Taxing sugar vs fat, salt or junk
A New Zealand study published in The Lancet concluded that taxing sugar is better for public health than taxing fat, salt or junk food and better than subsidising fruit/vegetables.
The outcomes were remarkable, including reductions for men of 33% for diabetes, 18% for strokes and 16% for coronary heart disease.
To quote the authors: “All the interventions we modelled led to notable reductions in most chronic disease rates.” A sugar tax would “add a total of 581 health adjusted life years per 1,000 New Zealand consumers.”
But the key word here is ‘modelled’. 581 health adjusted life years per 1,000 is significant, but less than a 1% increase in life expectancy.
The study does at least advocate a ‘combination’ strategy, such as alongside a fruit and vegetable subsidy.
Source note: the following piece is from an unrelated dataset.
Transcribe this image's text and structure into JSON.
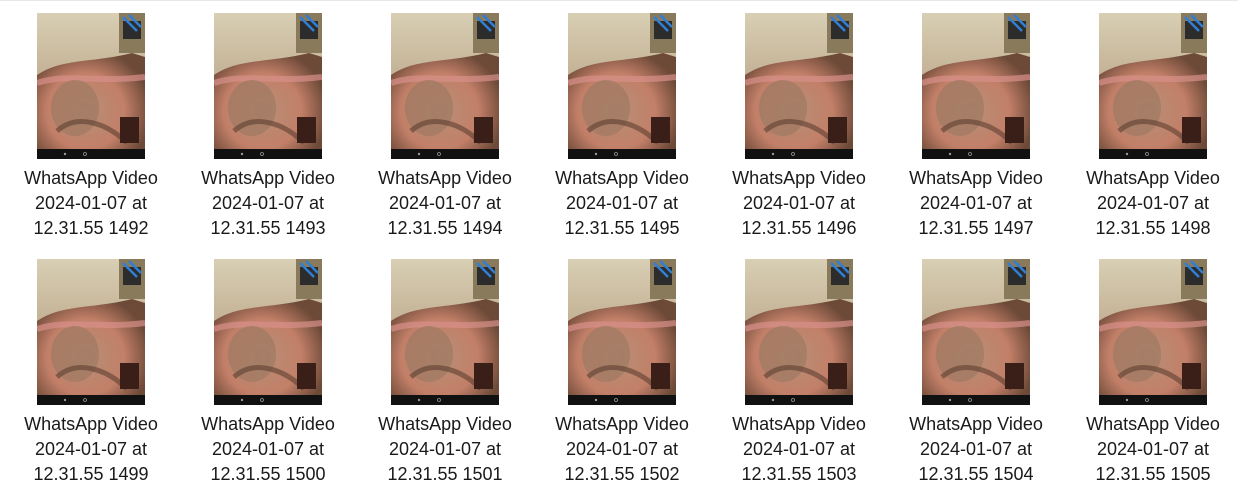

But, in my view, the combination needs to stretch beyond taxation to information, education, social pressure, fitness and more.
Only tackling the whole diet and whole lifestyles will deal with the whole issue of obesity.
What we lack is:
- analysis to correct false impressions
- clear information to favour healthier choices
- energy and effort to use more natural produce
- incentives for healthy choices instead of incomplete disincentives for less healthy choices.